"Gentle reader, may you never feel what I then felt!" Throughout the hardships of her childhood - spent with a severe aunt and abusive cousin, and later at the austere Lowood charity school - Jane Eyre clings to a sense of self-worth, despite of her treatment from those close to her. At the age of eighteen, sick of her narrow existence, she seeks work as a governess. The monotony of Jane's new life at Thornfield Hall is broken up by the arrival of her peculiar and changeful employer, Mr Rochester. Routine at the mansion is further disrupted by mysterious incidents that draw the pair closer together but which, once explained, threaten Jane's happiness and integrity. A flagship of Victorian fiction, Jane Eyre draws the reader in by the vigour of Jane's voice and the novel's forceful depiction of childhood injustice, of the restraints placed upon women, and the complexities of both faith and passion. The emotional charge of Jane's story is as strong today as it was more than 150 years ago, as she seeks dignity and freedom on her own terms. In this new edition, Juliette Atkinson explores the power of narrative voice and looks at the striking physicality of the novel, which is both shocking and romantic.

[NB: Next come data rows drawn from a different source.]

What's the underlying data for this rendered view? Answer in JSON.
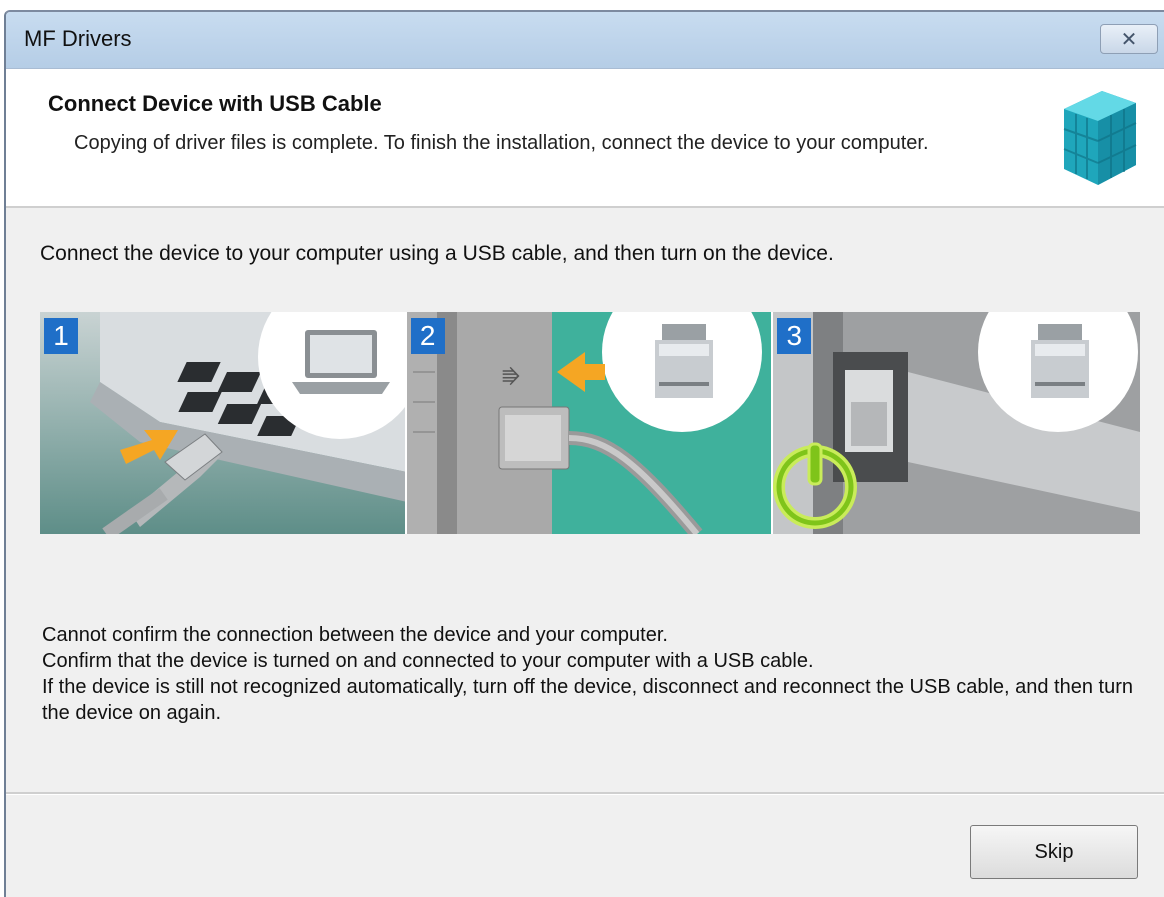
{
  "window": {
    "title": "MF Drivers"
  },
  "header": {
    "title": "Connect Device with USB Cable",
    "description": "Copying of driver files is complete. To finish the installation, connect the device to your computer."
  },
  "instruction": "Connect the device to your computer using a USB cable, and then turn on the device.",
  "steps": [
    {
      "number": "1",
      "icon": "laptop-icon"
    },
    {
      "number": "2",
      "icon": "printer-icon"
    },
    {
      "number": "3",
      "icon": "printer-icon"
    }
  ],
  "message": {
    "line1": "Cannot confirm the connection between the device and your computer.",
    "line2": "Confirm that the device is turned on and connected to your computer with a USB cable.",
    "line3": "If the device is still not recognized automatically, turn off the device, disconnect and reconnect the USB cable, and then turn the device on again."
  },
  "buttons": {
    "skip": "Skip"
  },
  "colors": {
    "step_badge": "#1f6fc8",
    "arrow_orange": "#f5a623",
    "power_green": "#8bd11a",
    "logo_teal": "#2bb5c8"
  }
}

Jane Eyre Is An Orphan Who Is Ill-Treated By Her Rich Aunt And Sent Off To A Badly-Managed Boarding School. Her Only Friends Are Helen Burns, A Fellow Student And Miss Temple,Her Teacher. Jane Completes Her Studies And Then Becomes A Teacher In The Same School. Tired Of Leading A Dreary Life, She Seeks Employment And Gets A Job As A Governess At Thornfield. She Meets Her Mysterious Employer And Finds Herself Falling In Love With Him. The House Seems To Have A Dark Past And There Are Mysterious Goings On. All This Is Revealed To Jane On Her Fateful Wedding Day. She Is Forced To Leave Thornfield And Is Taken Care Of By A Family. She Is Finally Able To Return To Mr Rochester. This Story Of A Young Girl S Coming Of Age Has Been Suitably Adapted For Young Readers, While Keeping The Tenor Of The Original Intact.